  1. Massie, Nicholas and Alexandra, 1967
  2. Mumenthaler, Rudolf. "Gilliard, Pierre". Dictionnaire historique de la Suisse [Historical Dictionary of Switzerland] (in French).
  3. Klier and Mingay, p. 33; Massie, The Romanovs, p. 172
  4. Gilliard, Pierre (1970), Thirteen Years at the Russian Court, pp. 74–76
  5. Klier and Mingay, p. 77
  6. Massie, Nicholas and Alexandra, pp. 525–526
  7. Klier and Mingay, p. 76
  8. Kurth, p. 300
  9. Klier and Mingay, p. 99; Kurth, p. 105; Massie, The Romanovs, p. 172; Phenix, p. 148
  10. Kurth, p. 106; Massie, The Romanovs, p. 172; Phenix, p. 149
  11. Kurth, p. 106; Massie, The Romanovs, p. 172
  12. Phenix, pp. 150–151
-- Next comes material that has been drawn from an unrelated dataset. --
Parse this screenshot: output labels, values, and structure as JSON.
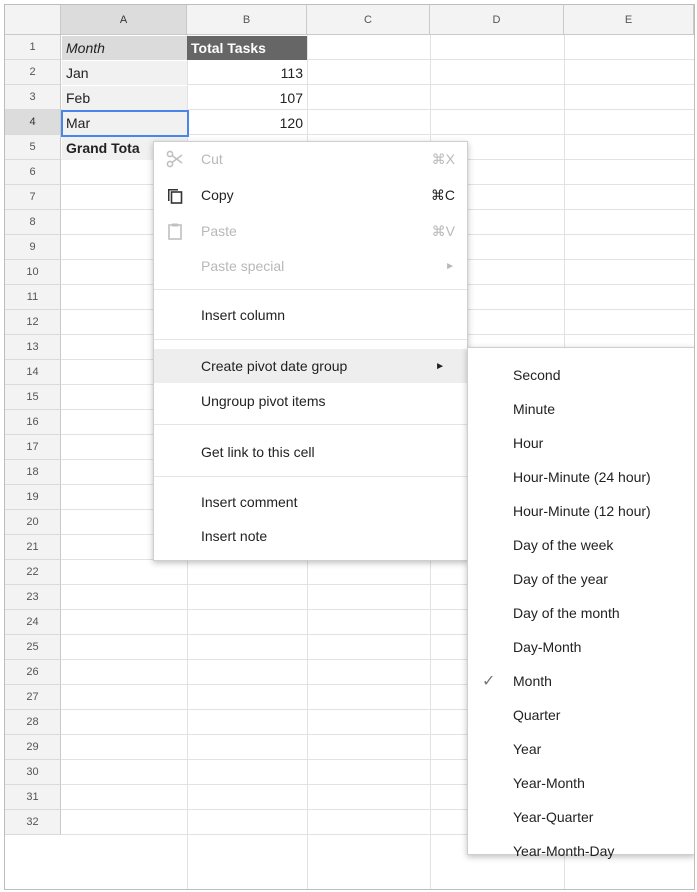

  13. Kurth, p. 108; Massie, The Romanovs, p. 173
  14. Klier and Mingay, p. 150
  15. Kurth, p. 110; Phenix, p. 153
  16. Klier and Mingay, p. 101
  17. Kurth, p. 111
  18. 1 2 Kurth, p. 112; Massie, The Romanovs, p. 173
  19. Kurth, pp. 112–113
  20. Kurth, p. 117
  21. Klier and Mingay, pp. 101–102
  22. Klier and Mingay, p. 103
  23. Klier and Mingay, p. 126; Massie, The Romanovs, p. 174
  24. Kurth, p. 115; Massie, The Romanovs, p. 175
  25. Kurth, p. 116; Massie, The Romanovs, p. 175
  26. Kurth, p. 116
  27. Kurth, pp. 298–300
  28. Klier and Mingay, p. 139; Kurth, p. 377
  29. Stoneking, Mark; Melton, Terry; Nott, Julian; Barritt, Suzanne; Roby, Rhonda; Holland, Mitchell; Weedn, Victor; Gill, Peter; Kimpton, Colin; Aliston-Greiner, Rosemary; Sullivan, Kevin (9 January 1995), "Establishing the identity of Anna Anderson Manahan", Nature Genetics , 9 (1): 9–10, doi:10.1038/ng0195-9, PMID   7704032 , retrieved 3 July 2009

Sources